Zachary Halaschak of the Washington Examiner highlights the damaging role of ESG standards.

ESG is a long-running movement in the corporate world that has recently encountered stronger Republican pushback. Here is what it is and how it affects the public.

ESG is short for environmental, social, and governance — a movement that centers on compelling social change through investment and divestment. It is a corporate model that doesn’t solely look at maximizing profit but also incorporates other elements into financial decisions — for instance, how an investment might affect fossil fuel emissions.

Activists, activist investors, and some major corporations have for years gained support for tying investment decisions to ESG considerations. The ESG movement is closely tied to the idea of transitioning away from shareholder capitalism in favor of “stakeholder capitalism,” which bucks the notion that the sole purpose of a corporation is to serve its shareholders and rather also focuses value on customers, employees, suppliers, and communities.

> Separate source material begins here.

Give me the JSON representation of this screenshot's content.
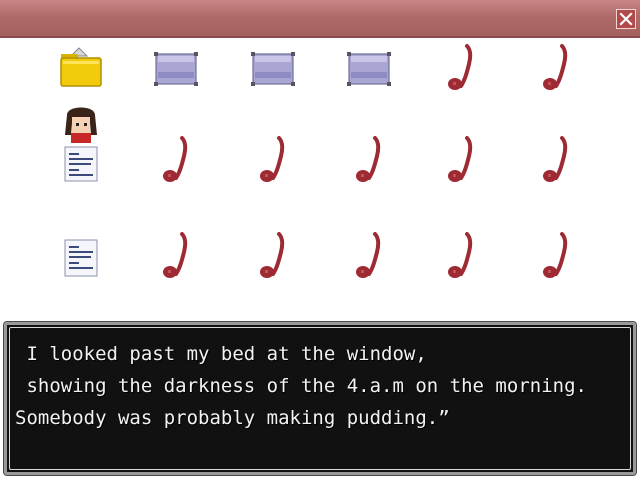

There are a growing number of titans in the finance world who have embraced the shift toward ESG. Those who support further integrating ESG into investment decisions and finance more generally see it as a way that the private sector can help mold the world into a better place. Some of its proponents are concerned about climate change or social inequality and see ESG as a way to use markets to help.

Still, other proponents of ESG see it as part of an investment strategy that can drive high profits. Companies have sprung up to meet the demand for more corporate ESG — for example, carbon offset providers and corporate climate advisers.

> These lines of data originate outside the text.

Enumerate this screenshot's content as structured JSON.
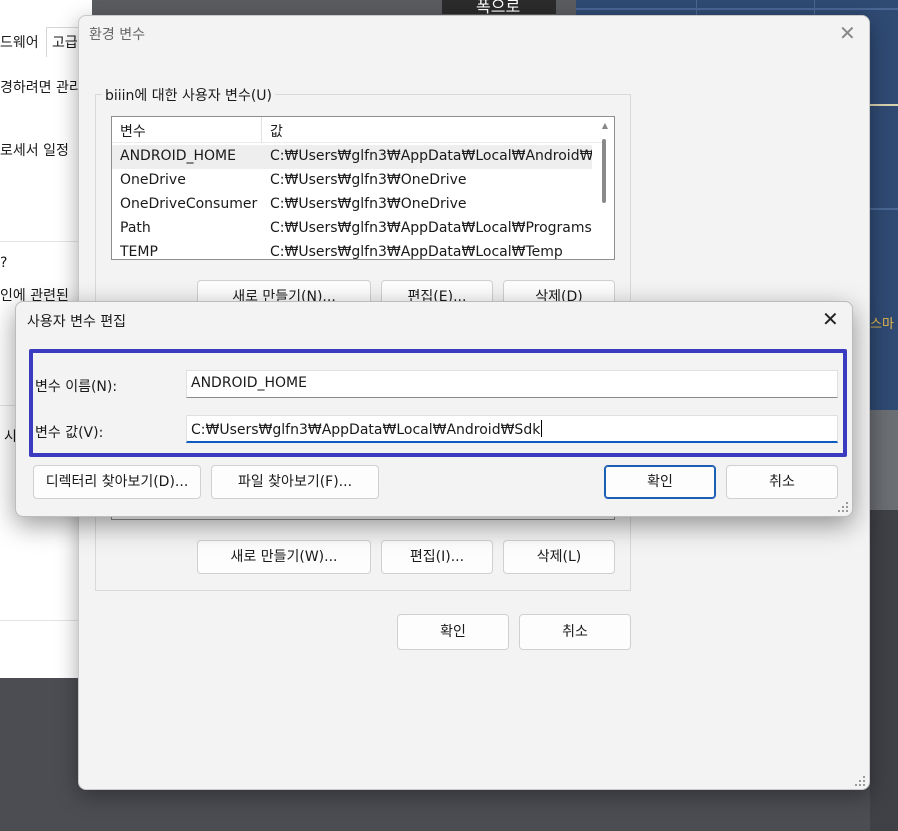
{
  "background": {
    "top_fragment": "폭으로",
    "left_fragments": [
      "드웨어",
      "고급",
      "경하려면 관리",
      "로세서 일정",
      "인에 관련된",
      "시"
    ],
    "right_fragment": "스마"
  },
  "env_window": {
    "title": "환경 변수",
    "user_group_label": "biiin에 대한 사용자 변수(U)",
    "columns": [
      "변수",
      "값"
    ],
    "user_vars": [
      {
        "name": "ANDROID_HOME",
        "value": "C:₩Users₩glfn3₩AppData₩Local₩Android₩Sdk"
      },
      {
        "name": "OneDrive",
        "value": "C:₩Users₩glfn3₩OneDrive"
      },
      {
        "name": "OneDriveConsumer",
        "value": "C:₩Users₩glfn3₩OneDrive"
      },
      {
        "name": "Path",
        "value": "C:₩Users₩glfn3₩AppData₩Local₩Programs₩..."
      },
      {
        "name": "TEMP",
        "value": "C:₩Users₩glfn3₩AppData₩Local₩Temp"
      }
    ],
    "user_buttons": {
      "new": "새로 만들기(N)...",
      "edit": "편집(E)...",
      "delete": "삭제(D)"
    },
    "system_buttons": {
      "new": "새로 만들기(W)...",
      "edit": "편집(I)...",
      "delete": "삭제(L)"
    },
    "ok": "확인",
    "cancel": "취소"
  },
  "edit_dialog": {
    "title": "사용자 변수 편집",
    "name_label": "변수 이름(N):",
    "name_value": "ANDROID_HOME",
    "value_label": "변수 값(V):",
    "value_value": "C:₩Users₩glfn3₩AppData₩Local₩Android₩Sdk",
    "browse_dir": "디렉터리 찾아보기(D)...",
    "browse_file": "파일 찾아보기(F)...",
    "ok": "확인",
    "cancel": "취소",
    "highlight_color": "#3b3bbf"
  },
  "icons": {
    "close": "close-icon",
    "resize": "resize-grip-icon"
  }
}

BlackRock CEO Larry Fink has emerged as one of the most prominent faces of the ESG push (and a public punching bag for opponents). For instance, in 2020, Fink’s much-anticipated annual letter focused on climate change, saying the matter was becoming a “defining factor” in BlackRock’s assessment of companies.